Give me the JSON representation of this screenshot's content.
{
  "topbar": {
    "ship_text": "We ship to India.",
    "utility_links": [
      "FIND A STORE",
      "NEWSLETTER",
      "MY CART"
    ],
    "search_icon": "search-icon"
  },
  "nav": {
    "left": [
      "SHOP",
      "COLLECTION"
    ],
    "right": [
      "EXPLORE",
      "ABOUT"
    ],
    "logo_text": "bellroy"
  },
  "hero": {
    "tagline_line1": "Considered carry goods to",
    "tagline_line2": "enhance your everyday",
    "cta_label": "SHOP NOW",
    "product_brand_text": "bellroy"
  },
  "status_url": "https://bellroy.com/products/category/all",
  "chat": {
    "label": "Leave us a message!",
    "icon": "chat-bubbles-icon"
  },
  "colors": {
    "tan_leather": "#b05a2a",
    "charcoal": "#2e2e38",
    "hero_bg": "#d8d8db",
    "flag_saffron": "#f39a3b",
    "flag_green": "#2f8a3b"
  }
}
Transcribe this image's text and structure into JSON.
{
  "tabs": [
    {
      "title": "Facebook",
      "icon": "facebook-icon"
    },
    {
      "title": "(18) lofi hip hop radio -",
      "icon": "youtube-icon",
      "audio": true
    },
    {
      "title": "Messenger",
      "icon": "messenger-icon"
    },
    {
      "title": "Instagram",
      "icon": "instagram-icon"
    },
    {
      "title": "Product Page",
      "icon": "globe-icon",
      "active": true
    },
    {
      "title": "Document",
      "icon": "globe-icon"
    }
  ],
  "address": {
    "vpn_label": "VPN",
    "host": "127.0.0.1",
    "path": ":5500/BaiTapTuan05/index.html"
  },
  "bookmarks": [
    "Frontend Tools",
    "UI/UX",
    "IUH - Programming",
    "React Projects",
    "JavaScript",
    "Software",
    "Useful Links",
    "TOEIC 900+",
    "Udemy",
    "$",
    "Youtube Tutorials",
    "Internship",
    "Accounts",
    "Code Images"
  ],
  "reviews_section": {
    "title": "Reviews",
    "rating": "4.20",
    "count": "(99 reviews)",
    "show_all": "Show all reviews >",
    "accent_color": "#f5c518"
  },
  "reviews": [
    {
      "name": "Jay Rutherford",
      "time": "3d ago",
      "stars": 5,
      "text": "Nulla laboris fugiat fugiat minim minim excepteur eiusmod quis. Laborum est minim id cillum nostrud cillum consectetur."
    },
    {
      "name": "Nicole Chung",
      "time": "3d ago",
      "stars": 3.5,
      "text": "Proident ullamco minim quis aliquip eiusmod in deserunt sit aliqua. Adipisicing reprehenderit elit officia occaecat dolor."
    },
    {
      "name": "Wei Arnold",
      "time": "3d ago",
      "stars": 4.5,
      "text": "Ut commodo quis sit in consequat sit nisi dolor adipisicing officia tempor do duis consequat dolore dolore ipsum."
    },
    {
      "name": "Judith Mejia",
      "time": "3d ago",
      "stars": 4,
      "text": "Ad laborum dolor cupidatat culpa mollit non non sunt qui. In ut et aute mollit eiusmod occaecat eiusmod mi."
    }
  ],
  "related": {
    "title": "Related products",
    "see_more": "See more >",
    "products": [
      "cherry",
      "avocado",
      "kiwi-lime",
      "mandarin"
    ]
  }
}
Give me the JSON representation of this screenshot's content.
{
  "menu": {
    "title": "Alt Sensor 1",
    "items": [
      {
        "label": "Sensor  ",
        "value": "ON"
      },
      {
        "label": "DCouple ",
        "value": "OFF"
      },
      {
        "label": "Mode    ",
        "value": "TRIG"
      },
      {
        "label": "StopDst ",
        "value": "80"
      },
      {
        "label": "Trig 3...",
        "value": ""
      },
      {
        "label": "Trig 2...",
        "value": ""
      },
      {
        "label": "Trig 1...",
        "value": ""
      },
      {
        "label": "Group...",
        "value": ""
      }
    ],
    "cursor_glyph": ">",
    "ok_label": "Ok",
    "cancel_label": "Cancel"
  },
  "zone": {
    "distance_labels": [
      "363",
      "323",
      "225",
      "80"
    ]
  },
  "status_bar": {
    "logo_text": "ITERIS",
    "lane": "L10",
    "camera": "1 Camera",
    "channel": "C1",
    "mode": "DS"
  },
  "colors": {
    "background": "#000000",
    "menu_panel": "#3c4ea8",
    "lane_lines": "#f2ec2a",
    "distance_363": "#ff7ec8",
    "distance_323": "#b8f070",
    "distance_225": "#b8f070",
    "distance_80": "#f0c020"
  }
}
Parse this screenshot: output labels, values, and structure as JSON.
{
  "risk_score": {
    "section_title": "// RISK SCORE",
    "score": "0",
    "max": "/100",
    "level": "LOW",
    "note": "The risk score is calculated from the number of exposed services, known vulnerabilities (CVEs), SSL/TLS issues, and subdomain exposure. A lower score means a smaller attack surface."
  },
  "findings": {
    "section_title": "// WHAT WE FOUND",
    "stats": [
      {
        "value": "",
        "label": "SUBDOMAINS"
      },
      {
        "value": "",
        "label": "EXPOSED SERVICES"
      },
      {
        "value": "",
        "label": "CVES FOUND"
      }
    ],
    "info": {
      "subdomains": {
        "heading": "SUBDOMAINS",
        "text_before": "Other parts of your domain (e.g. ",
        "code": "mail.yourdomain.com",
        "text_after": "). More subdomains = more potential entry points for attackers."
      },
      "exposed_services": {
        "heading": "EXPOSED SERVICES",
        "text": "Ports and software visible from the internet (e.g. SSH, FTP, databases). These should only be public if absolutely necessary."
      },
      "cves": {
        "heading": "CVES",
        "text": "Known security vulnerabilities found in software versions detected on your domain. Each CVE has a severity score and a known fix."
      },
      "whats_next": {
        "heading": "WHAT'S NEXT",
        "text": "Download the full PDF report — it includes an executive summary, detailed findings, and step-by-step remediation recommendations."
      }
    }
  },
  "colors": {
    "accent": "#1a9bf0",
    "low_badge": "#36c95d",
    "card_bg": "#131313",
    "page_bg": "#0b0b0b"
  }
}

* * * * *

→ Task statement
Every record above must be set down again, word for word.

→ Response area
Give me the JSON representation of this screenshot's content.
{
  "topbar": {
    "ship_text": "We ship to India.",
    "utility_links": [
      "FIND A STORE",
      "NEWSLETTER",
      "MY CART"
    ],
    "search_icon": "search-icon"
  },
  "nav": {
    "left": [
      "SHOP",
      "COLLECTION"
    ],
    "right": [
      "EXPLORE",
      "ABOUT"
    ],
    "logo_text": "bellroy"
  },
  "hero": {
    "tagline_line1": "Considered carry goods to",
    "tagline_line2": "enhance your everyday",
    "cta_label": "SHOP NOW",
    "product_brand_text": "bellroy"
  },
  "status_url": "https://bellroy.com/products/category/all",
  "chat": {
    "label": "Leave us a message!",
    "icon": "chat-bubbles-icon"
  },
  "colors": {
    "tan_leather": "#b05a2a",
    "charcoal": "#2e2e38",
    "hero_bg": "#d8d8db",
    "flag_saffron": "#f39a3b",
    "flag_green": "#2f8a3b"
  }
}
Transcribe this image's text and structure into JSON.
{
  "tabs": [
    {
      "title": "Facebook",
      "icon": "facebook-icon"
    },
    {
      "title": "(18) lofi hip hop radio -",
      "icon": "youtube-icon",
      "audio": true
    },
    {
      "title": "Messenger",
      "icon": "messenger-icon"
    },
    {
      "title": "Instagram",
      "icon": "instagram-icon"
    },
    {
      "title": "Product Page",
      "icon": "globe-icon",
      "active": true
    },
    {
      "title": "Document",
      "icon": "globe-icon"
    }
  ],
  "address": {
    "vpn_label": "VPN",
    "host": "127.0.0.1",
    "path": ":5500/BaiTapTuan05/index.html"
  },
  "bookmarks": [
    "Frontend Tools",
    "UI/UX",
    "IUH - Programming",
    "React Projects",
    "JavaScript",
    "Software",
    "Useful Links",
    "TOEIC 900+",
    "Udemy",
    "$",
    "Youtube Tutorials",
    "Internship",
    "Accounts",
    "Code Images"
  ],
  "reviews_section": {
    "title": "Reviews",
    "rating": "4.20",
    "count": "(99 reviews)",
    "show_all": "Show all reviews >",
    "accent_color": "#f5c518"
  },
  "reviews": [
    {
      "name": "Jay Rutherford",
      "time": "3d ago",
      "stars": 5,
      "text": "Nulla laboris fugiat fugiat minim minim excepteur eiusmod quis. Laborum est minim id cillum nostrud cillum consectetur."
    },
    {
      "name": "Nicole Chung",
      "time": "3d ago",
      "stars": 3.5,
      "text": "Proident ullamco minim quis aliquip eiusmod in deserunt sit aliqua. Adipisicing reprehenderit elit officia occaecat dolor."
    },
    {
      "name": "Wei Arnold",
      "time": "3d ago",
      "stars": 4.5,
      "text": "Ut commodo quis sit in consequat sit nisi dolor adipisicing officia tempor do duis consequat dolore dolore ipsum."
    },
    {
      "name": "Judith Mejia",
      "time": "3d ago",
      "stars": 4,
      "text": "Ad laborum dolor cupidatat culpa mollit non non sunt qui. In ut et aute mollit eiusmod occaecat eiusmod mi."
    }
  ],
  "related": {
    "title": "Related products",
    "see_more": "See more >",
    "products": [
      "cherry",
      "avocado",
      "kiwi-lime",
      "mandarin"
    ]
  }
}
Give me the JSON representation of this screenshot's content.
{
  "menu": {
    "title": "Alt Sensor 1",
    "items": [
      {
        "label": "Sensor  ",
        "value": "ON"
      },
      {
        "label": "DCouple ",
        "value": "OFF"
      },
      {
        "label": "Mode    ",
        "value": "TRIG"
      },
      {
        "label": "StopDst ",
        "value": "80"
      },
      {
        "label": "Trig 3...",
        "value": ""
      },
      {
        "label": "Trig 2...",
        "value": ""
      },
      {
        "label": "Trig 1...",
        "value": ""
      },
      {
        "label": "Group...",
        "value": ""
      }
    ],
    "cursor_glyph": ">",
    "ok_label": "Ok",
    "cancel_label": "Cancel"
  },
  "zone": {
    "distance_labels": [
      "363",
      "323",
      "225",
      "80"
    ]
  },
  "status_bar": {
    "logo_text": "ITERIS",
    "lane": "L10",
    "camera": "1 Camera",
    "channel": "C1",
    "mode": "DS"
  },
  "colors": {
    "background": "#000000",
    "menu_panel": "#3c4ea8",
    "lane_lines": "#f2ec2a",
    "distance_363": "#ff7ec8",
    "distance_323": "#b8f070",
    "distance_225": "#b8f070",
    "distance_80": "#f0c020"
  }
}
Parse this screenshot: output labels, values, and structure as JSON.
{
  "risk_score": {
    "section_title": "// RISK SCORE",
    "score": "0",
    "max": "/100",
    "level": "LOW",
    "note": "The risk score is calculated from the number of exposed services, known vulnerabilities (CVEs), SSL/TLS issues, and subdomain exposure. A lower score means a smaller attack surface."
  },
  "findings": {
    "section_title": "// WHAT WE FOUND",
    "stats": [
      {
        "value": "",
        "label": "SUBDOMAINS"
      },
      {
        "value": "",
        "label": "EXPOSED SERVICES"
      },
      {
        "value": "",
        "label": "CVES FOUND"
      }
    ],
    "info": {
      "subdomains": {
        "heading": "SUBDOMAINS",
        "text_before": "Other parts of your domain (e.g. ",
        "code": "mail.yourdomain.com",
        "text_after": "). More subdomains = more potential entry points for attackers."
      },
      "exposed_services": {
        "heading": "EXPOSED SERVICES",
        "text": "Ports and software visible from the internet (e.g. SSH, FTP, databases). These should only be public if absolutely necessary."
      },
      "cves": {
        "heading": "CVES",
        "text": "Known security vulnerabilities found in software versions detected on your domain. Each CVE has a severity score and a known fix."
      },
      "whats_next": {
        "heading": "WHAT'S NEXT",
        "text": "Download the full PDF report — it includes an executive summary, detailed findings, and step-by-step remediation recommendations."
      }
    }
  },
  "colors": {
    "accent": "#1a9bf0",
    "low_badge": "#36c95d",
    "card_bg": "#131313",
    "page_bg": "#0b0b0b"
  }
}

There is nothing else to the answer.